-- TASK DIRECTIONS --
Your task is to return the data below, word for word.

★ ★ ★ ★ ★ ★ ★

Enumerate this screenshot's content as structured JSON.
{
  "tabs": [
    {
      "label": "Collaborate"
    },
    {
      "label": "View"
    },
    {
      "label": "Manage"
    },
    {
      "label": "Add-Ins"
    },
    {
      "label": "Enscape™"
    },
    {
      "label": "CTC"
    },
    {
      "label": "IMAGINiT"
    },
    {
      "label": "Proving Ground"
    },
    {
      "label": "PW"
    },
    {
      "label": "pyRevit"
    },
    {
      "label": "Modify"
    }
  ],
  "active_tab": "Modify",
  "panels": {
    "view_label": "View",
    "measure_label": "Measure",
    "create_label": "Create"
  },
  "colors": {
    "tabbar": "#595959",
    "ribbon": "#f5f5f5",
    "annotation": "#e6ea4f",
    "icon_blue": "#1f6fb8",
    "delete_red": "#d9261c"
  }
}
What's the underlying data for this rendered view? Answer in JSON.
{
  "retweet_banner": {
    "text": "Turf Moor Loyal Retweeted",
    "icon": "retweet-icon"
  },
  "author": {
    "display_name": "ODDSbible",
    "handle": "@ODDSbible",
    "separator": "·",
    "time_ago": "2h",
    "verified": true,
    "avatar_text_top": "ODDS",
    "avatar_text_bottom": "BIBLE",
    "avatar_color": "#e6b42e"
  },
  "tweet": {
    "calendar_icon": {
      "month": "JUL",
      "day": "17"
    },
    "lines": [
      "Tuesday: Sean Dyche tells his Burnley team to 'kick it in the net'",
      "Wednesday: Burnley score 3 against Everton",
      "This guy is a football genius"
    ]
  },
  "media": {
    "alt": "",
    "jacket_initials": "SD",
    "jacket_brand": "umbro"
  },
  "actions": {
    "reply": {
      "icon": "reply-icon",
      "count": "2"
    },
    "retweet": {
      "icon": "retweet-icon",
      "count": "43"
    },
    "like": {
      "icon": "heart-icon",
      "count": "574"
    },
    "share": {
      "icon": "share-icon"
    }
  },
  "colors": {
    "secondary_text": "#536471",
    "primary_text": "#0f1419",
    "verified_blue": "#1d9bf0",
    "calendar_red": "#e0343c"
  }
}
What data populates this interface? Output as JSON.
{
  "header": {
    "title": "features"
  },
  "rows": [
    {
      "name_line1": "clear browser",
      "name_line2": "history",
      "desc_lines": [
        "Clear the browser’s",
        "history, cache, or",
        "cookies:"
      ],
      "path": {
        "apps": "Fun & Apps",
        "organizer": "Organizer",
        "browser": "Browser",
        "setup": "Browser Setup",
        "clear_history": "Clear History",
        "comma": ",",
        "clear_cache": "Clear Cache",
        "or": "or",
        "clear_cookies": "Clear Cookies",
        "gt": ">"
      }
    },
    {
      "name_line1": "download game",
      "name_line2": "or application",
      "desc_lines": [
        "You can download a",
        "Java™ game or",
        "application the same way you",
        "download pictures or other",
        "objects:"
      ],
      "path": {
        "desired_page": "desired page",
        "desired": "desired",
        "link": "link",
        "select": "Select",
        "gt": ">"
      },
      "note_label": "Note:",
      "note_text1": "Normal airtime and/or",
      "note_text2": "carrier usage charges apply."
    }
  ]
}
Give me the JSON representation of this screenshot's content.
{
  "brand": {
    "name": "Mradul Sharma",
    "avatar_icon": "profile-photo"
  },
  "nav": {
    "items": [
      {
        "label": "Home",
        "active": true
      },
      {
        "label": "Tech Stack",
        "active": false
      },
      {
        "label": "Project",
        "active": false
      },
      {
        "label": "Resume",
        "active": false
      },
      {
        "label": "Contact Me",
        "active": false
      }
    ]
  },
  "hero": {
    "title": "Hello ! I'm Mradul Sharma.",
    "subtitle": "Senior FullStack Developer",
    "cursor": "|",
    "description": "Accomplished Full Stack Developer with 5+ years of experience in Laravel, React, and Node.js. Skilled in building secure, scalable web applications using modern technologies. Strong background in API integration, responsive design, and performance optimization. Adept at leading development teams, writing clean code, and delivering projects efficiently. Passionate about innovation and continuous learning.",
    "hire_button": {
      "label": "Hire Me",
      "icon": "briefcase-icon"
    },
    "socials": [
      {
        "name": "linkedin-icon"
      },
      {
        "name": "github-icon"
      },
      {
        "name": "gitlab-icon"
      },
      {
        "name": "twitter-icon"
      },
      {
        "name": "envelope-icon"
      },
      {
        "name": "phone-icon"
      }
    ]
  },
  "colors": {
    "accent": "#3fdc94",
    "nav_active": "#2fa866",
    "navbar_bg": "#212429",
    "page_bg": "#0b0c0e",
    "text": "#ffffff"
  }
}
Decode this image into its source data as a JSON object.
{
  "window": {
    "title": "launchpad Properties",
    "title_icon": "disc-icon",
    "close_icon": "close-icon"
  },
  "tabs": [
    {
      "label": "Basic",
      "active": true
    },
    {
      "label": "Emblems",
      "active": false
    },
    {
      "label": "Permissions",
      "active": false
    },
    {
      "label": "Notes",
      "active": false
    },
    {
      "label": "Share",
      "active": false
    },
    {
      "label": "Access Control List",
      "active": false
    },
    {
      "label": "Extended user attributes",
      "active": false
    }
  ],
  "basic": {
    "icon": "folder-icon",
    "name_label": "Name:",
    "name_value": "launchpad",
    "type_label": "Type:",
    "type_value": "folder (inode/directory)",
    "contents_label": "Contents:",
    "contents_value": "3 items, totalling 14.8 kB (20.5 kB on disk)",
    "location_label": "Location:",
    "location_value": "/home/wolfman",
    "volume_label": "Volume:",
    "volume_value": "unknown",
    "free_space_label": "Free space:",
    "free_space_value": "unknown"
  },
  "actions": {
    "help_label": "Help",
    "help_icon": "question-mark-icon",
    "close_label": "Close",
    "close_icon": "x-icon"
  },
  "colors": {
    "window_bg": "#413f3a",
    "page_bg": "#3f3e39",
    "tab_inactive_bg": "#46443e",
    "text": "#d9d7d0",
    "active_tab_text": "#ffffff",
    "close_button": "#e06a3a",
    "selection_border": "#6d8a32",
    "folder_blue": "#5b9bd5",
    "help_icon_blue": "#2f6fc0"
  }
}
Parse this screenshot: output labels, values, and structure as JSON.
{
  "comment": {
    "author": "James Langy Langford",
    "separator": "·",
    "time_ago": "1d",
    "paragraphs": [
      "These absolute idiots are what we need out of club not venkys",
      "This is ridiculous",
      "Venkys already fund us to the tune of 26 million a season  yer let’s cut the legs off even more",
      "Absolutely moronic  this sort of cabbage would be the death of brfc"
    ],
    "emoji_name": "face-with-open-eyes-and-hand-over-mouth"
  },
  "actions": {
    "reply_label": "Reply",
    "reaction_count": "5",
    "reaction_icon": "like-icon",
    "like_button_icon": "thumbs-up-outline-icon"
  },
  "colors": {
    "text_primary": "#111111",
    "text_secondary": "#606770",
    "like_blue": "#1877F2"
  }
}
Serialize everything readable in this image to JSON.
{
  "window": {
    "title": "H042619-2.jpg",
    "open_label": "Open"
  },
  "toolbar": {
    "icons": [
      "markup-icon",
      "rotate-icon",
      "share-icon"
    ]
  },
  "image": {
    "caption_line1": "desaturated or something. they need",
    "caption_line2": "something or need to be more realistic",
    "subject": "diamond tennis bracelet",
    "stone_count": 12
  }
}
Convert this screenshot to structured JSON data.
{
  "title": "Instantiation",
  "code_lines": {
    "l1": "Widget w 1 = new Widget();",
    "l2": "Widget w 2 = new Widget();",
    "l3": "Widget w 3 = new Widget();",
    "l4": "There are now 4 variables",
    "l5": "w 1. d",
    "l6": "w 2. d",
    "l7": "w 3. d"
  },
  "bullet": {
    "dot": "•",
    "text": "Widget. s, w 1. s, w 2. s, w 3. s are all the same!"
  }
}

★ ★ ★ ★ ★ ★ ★

-- EXERCISE RESPONSE --
Enumerate this screenshot's content as structured JSON.
{
  "tabs": [
    {
      "label": "Collaborate"
    },
    {
      "label": "View"
    },
    {
      "label": "Manage"
    },
    {
      "label": "Add-Ins"
    },
    {
      "label": "Enscape™"
    },
    {
      "label": "CTC"
    },
    {
      "label": "IMAGINiT"
    },
    {
      "label": "Proving Ground"
    },
    {
      "label": "PW"
    },
    {
      "label": "pyRevit"
    },
    {
      "label": "Modify"
    }
  ],
  "active_tab": "Modify",
  "panels": {
    "view_label": "View",
    "measure_label": "Measure",
    "create_label": "Create"
  },
  "colors": {
    "tabbar": "#595959",
    "ribbon": "#f5f5f5",
    "annotation": "#e6ea4f",
    "icon_blue": "#1f6fb8",
    "delete_red": "#d9261c"
  }
}
What's the underlying data for this rendered view? Answer in JSON.
{
  "retweet_banner": {
    "text": "Turf Moor Loyal Retweeted",
    "icon": "retweet-icon"
  },
  "author": {
    "display_name": "ODDSbible",
    "handle": "@ODDSbible",
    "separator": "·",
    "time_ago": "2h",
    "verified": true,
    "avatar_text_top": "ODDS",
    "avatar_text_bottom": "BIBLE",
    "avatar_color": "#e6b42e"
  },
  "tweet": {
    "calendar_icon": {
      "month": "JUL",
      "day": "17"
    },
    "lines": [
      "Tuesday: Sean Dyche tells his Burnley team to 'kick it in the net'",
      "Wednesday: Burnley score 3 against Everton",
      "This guy is a football genius"
    ]
  },
  "media": {
    "alt": "",
    "jacket_initials": "SD",
    "jacket_brand": "umbro"
  },
  "actions": {
    "reply": {
      "icon": "reply-icon",
      "count": "2"
    },
    "retweet": {
      "icon": "retweet-icon",
      "count": "43"
    },
    "like": {
      "icon": "heart-icon",
      "count": "574"
    },
    "share": {
      "icon": "share-icon"
    }
  },
  "colors": {
    "secondary_text": "#536471",
    "primary_text": "#0f1419",
    "verified_blue": "#1d9bf0",
    "calendar_red": "#e0343c"
  }
}
What data populates this interface? Output as JSON.
{
  "header": {
    "title": "features"
  },
  "rows": [
    {
      "name_line1": "clear browser",
      "name_line2": "history",
      "desc_lines": [
        "Clear the browser’s",
        "history, cache, or",
        "cookies:"
      ],
      "path": {
        "apps": "Fun & Apps",
        "organizer": "Organizer",
        "browser": "Browser",
        "setup": "Browser Setup",
        "clear_history": "Clear History",
        "comma": ",",
        "clear_cache": "Clear Cache",
        "or": "or",
        "clear_cookies": "Clear Cookies",
        "gt": ">"
      }
    },
    {
      "name_line1": "download game",
      "name_line2": "or application",
      "desc_lines": [
        "You can download a",
        "Java™ game or",
        "application the same way you",
        "download pictures or other",
        "objects:"
      ],
      "path": {
        "desired_page": "desired page",
        "desired": "desired",
        "link": "link",
        "select": "Select",
        "gt": ">"
      },
      "note_label": "Note:",
      "note_text1": "Normal airtime and/or",
      "note_text2": "carrier usage charges apply."
    }
  ]
}
Give me the JSON representation of this screenshot's content.
{
  "brand": {
    "name": "Mradul Sharma",
    "avatar_icon": "profile-photo"
  },
  "nav": {
    "items": [
      {
        "label": "Home",
        "active": true
      },
      {
        "label": "Tech Stack",
        "active": false
      },
      {
        "label": "Project",
        "active": false
      },
      {
        "label": "Resume",
        "active": false
      },
      {
        "label": "Contact Me",
        "active": false
      }
    ]
  },
  "hero": {
    "title": "Hello ! I'm Mradul Sharma.",
    "subtitle": "Senior FullStack Developer",
    "cursor": "|",
    "description": "Accomplished Full Stack Developer with 5+ years of experience in Laravel, React, and Node.js. Skilled in building secure, scalable web applications using modern technologies. Strong background in API integration, responsive design, and performance optimization. Adept at leading development teams, writing clean code, and delivering projects efficiently. Passionate about innovation and continuous learning.",
    "hire_button": {
      "label": "Hire Me",
      "icon": "briefcase-icon"
    },
    "socials": [
      {
        "name": "linkedin-icon"
      },
      {
        "name": "github-icon"
      },
      {
        "name": "gitlab-icon"
      },
      {
        "name": "twitter-icon"
      },
      {
        "name": "envelope-icon"
      },
      {
        "name": "phone-icon"
      }
    ]
  },
  "colors": {
    "accent": "#3fdc94",
    "nav_active": "#2fa866",
    "navbar_bg": "#212429",
    "page_bg": "#0b0c0e",
    "text": "#ffffff"
  }
}
Decode this image into its source data as a JSON object.
{
  "window": {
    "title": "launchpad Properties",
    "title_icon": "disc-icon",
    "close_icon": "close-icon"
  },
  "tabs": [
    {
      "label": "Basic",
      "active": true
    },
    {
      "label": "Emblems",
      "active": false
    },
    {
      "label": "Permissions",
      "active": false
    },
    {
      "label": "Notes",
      "active": false
    },
    {
      "label": "Share",
      "active": false
    },
    {
      "label": "Access Control List",
      "active": false
    },
    {
      "label": "Extended user attributes",
      "active": false
    }
  ],
  "basic": {
    "icon": "folder-icon",
    "name_label": "Name:",
    "name_value": "launchpad",
    "type_label": "Type:",
    "type_value": "folder (inode/directory)",
    "contents_label": "Contents:",
    "contents_value": "3 items, totalling 14.8 kB (20.5 kB on disk)",
    "location_label": "Location:",
    "location_value": "/home/wolfman",
    "volume_label": "Volume:",
    "volume_value": "unknown",
    "free_space_label": "Free space:",
    "free_space_value": "unknown"
  },
  "actions": {
    "help_label": "Help",
    "help_icon": "question-mark-icon",
    "close_label": "Close",
    "close_icon": "x-icon"
  },
  "colors": {
    "window_bg": "#413f3a",
    "page_bg": "#3f3e39",
    "tab_inactive_bg": "#46443e",
    "text": "#d9d7d0",
    "active_tab_text": "#ffffff",
    "close_button": "#e06a3a",
    "selection_border": "#6d8a32",
    "folder_blue": "#5b9bd5",
    "help_icon_blue": "#2f6fc0"
  }
}
Parse this screenshot: output labels, values, and structure as JSON.
{
  "comment": {
    "author": "James Langy Langford",
    "separator": "·",
    "time_ago": "1d",
    "paragraphs": [
      "These absolute idiots are what we need out of club not venkys",
      "This is ridiculous",
      "Venkys already fund us to the tune of 26 million a season  yer let’s cut the legs off even more",
      "Absolutely moronic  this sort of cabbage would be the death of brfc"
    ],
    "emoji_name": "face-with-open-eyes-and-hand-over-mouth"
  },
  "actions": {
    "reply_label": "Reply",
    "reaction_count": "5",
    "reaction_icon": "like-icon",
    "like_button_icon": "thumbs-up-outline-icon"
  },
  "colors": {
    "text_primary": "#111111",
    "text_secondary": "#606770",
    "like_blue": "#1877F2"
  }
}
Serialize everything readable in this image to JSON.
{
  "window": {
    "title": "H042619-2.jpg",
    "open_label": "Open"
  },
  "toolbar": {
    "icons": [
      "markup-icon",
      "rotate-icon",
      "share-icon"
    ]
  },
  "image": {
    "caption_line1": "desaturated or something. they need",
    "caption_line2": "something or need to be more realistic",
    "subject": "diamond tennis bracelet",
    "stone_count": 12
  }
}
Convert this screenshot to structured JSON data.
{
  "title": "Instantiation",
  "code_lines": {
    "l1": "Widget w 1 = new Widget();",
    "l2": "Widget w 2 = new Widget();",
    "l3": "Widget w 3 = new Widget();",
    "l4": "There are now 4 variables",
    "l5": "w 1. d",
    "l6": "w 2. d",
    "l7": "w 3. d"
  },
  "bullet": {
    "dot": "•",
    "text": "Widget. s, w 1. s, w 2. s, w 3. s are all the same!"
  }
}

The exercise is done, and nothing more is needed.